Find out how your subscribers prefer to acquire the information you send them — by reading, watching, or listening. Testing will help you to find the type of email content that brings more clicks.
For example, you can compare how your audience interacts with your email inviting people to either read your blog post or watch your video on the same topic:
Test an HTML-based email in contrast to a plain-text one. Although HTML emails are more attractive thanks to visuals, colors, and included links, some people simply prefer plain-text emails, which look like personal messages with no fancy fonts and images.
Email marketing studies show that emails sent on Wednesday have more opens, while Sunday campaigns generate more clicks. As to the best time of the day to send emails, the recommended time span is between 4 PM and 11 PM. But it’s always better to test the sending schedule on your own considering the preferences of your subscribers, the time zones they live in, and their reactions on your campaigns.

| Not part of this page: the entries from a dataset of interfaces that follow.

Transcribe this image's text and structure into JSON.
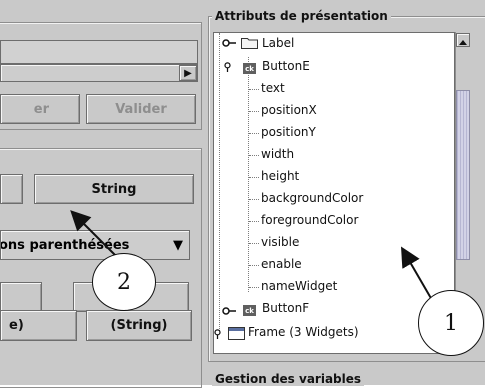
{
  "left": {
    "top_combo_arrow": "▶",
    "button_partial_1": "er",
    "button_validate": "Valider",
    "button_string_1": "String",
    "combo_parens": "ons parenthésées",
    "combo_arrow": "▼",
    "button_partial_2": "e)",
    "button_string_2": "(String)"
  },
  "right": {
    "section_title": "Attributs de présentation",
    "bottom_section_title": "Gestion des variables",
    "tree": {
      "label_item": "Label",
      "buttonE": "ButtonE",
      "ck_badge": "ck",
      "attributes": [
        "text",
        "positionX",
        "positionY",
        "width",
        "height",
        "backgroundColor",
        "foregroundColor",
        "visible",
        "enable",
        "nameWidget"
      ],
      "buttonF": "ButtonF",
      "frame": "Frame (3 Widgets)"
    }
  },
  "annotations": {
    "callout_1": "1",
    "callout_2": "2"
  },
  "colors": {
    "panel_bg": "#c9c9c9",
    "scroll_thumb": "#c8c8de",
    "tree_bg": "#ffffff"
  },
  "icons": [
    "key-expanded-icon",
    "folder-icon",
    "ck-component-icon",
    "frame-icon",
    "scroll-up-arrow-icon",
    "combo-arrow-icon"
  ]
}
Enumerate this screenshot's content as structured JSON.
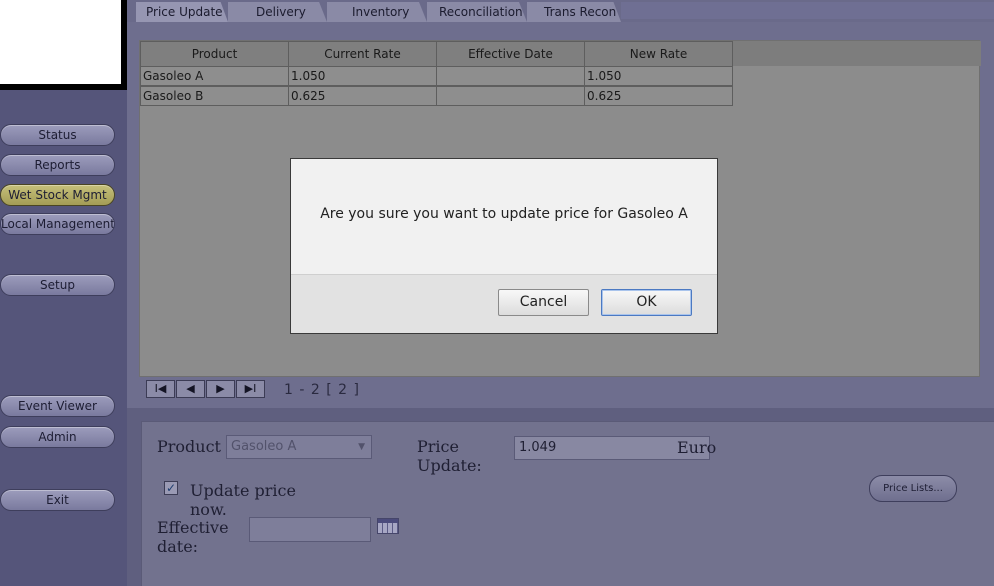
{
  "sidebar": {
    "items": [
      {
        "label": "Status"
      },
      {
        "label": "Reports"
      },
      {
        "label": "Wet Stock Mgmt"
      },
      {
        "label": "Local Management"
      },
      {
        "label": "Setup"
      },
      {
        "label": "Event Viewer"
      },
      {
        "label": "Admin"
      },
      {
        "label": "Exit"
      }
    ],
    "active_index": 2
  },
  "tabs": [
    {
      "label": "Price Update"
    },
    {
      "label": "Delivery"
    },
    {
      "label": "Inventory"
    },
    {
      "label": "Reconciliation"
    },
    {
      "label": "Trans Recon"
    }
  ],
  "table": {
    "columns": [
      "Product",
      "Current Rate",
      "Effective Date",
      "New Rate"
    ],
    "rows": [
      [
        "Gasoleo A",
        "1.050",
        "",
        "1.050"
      ],
      [
        "Gasoleo B",
        "0.625",
        "",
        "0.625"
      ]
    ]
  },
  "pager": {
    "first": "I◀",
    "prev": "◀",
    "next": "▶",
    "last": "▶I",
    "range_text": "1 - 2  [ 2 ]"
  },
  "form": {
    "product_label": "Product",
    "product_value": "Gasoleo A",
    "price_update_label_1": "Price",
    "price_update_label_2": "Update:",
    "price_value": "1.049",
    "currency": "Euro",
    "update_now_label_1": "Update price",
    "update_now_label_2": "now.",
    "update_now_checked": true,
    "effective_date_label_1": "Effective",
    "effective_date_label_2": "date:",
    "effective_date_value": "",
    "price_lists_button": "Price Lists..."
  },
  "dialog": {
    "message": "Are you sure you want to update price for Gasoleo A",
    "cancel_label": "Cancel",
    "ok_label": "OK"
  },
  "colors": {
    "sidebar_bg": "#55557a",
    "active_nav": "#c6c07a",
    "dialog_bg": "#f1f1f1"
  }
}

Adding a discount to your campaign is by all means a conversion booster, but you should try to test different ways to present it: a complimentary gift for the order or free delivery, one 20% off or two 10% off discounts.
The fear of missing out improves the conversion rate of your email campaign. You can test whether it works for your subscribers by comparing a regular email with the one with the FOMO trick in the body copy. For example, compare an email with a countdown timer inside to show the time remaining till the end of the offer and an email with no time limitations stated to choose the one which works better.
How to run an A/B test with SendPulse
Take the following four steps to create A/B tests with SendPulse:
1. Log into your SendPulse account and click on the A/B tests section.
2. Choose “Create A/B test.” Fill in the name of the test, choose the mailing list, the metrics you are going to compare, and parameters for the winning campaigns — manual or automated sending at the specified time.
3. Next, customize Email A. Fill in the necessary information, create or choose and edit the premade email template.
4. Repeat the same steps to customize Email B. This way you can finish creating your A/B test or set Email C if needed — and you’re done!
Use A/B testing for any element of your email, be it a subject line or your campaign timing, find out your subscribers’ preferences, and provide your audience with relevant content. Good luck!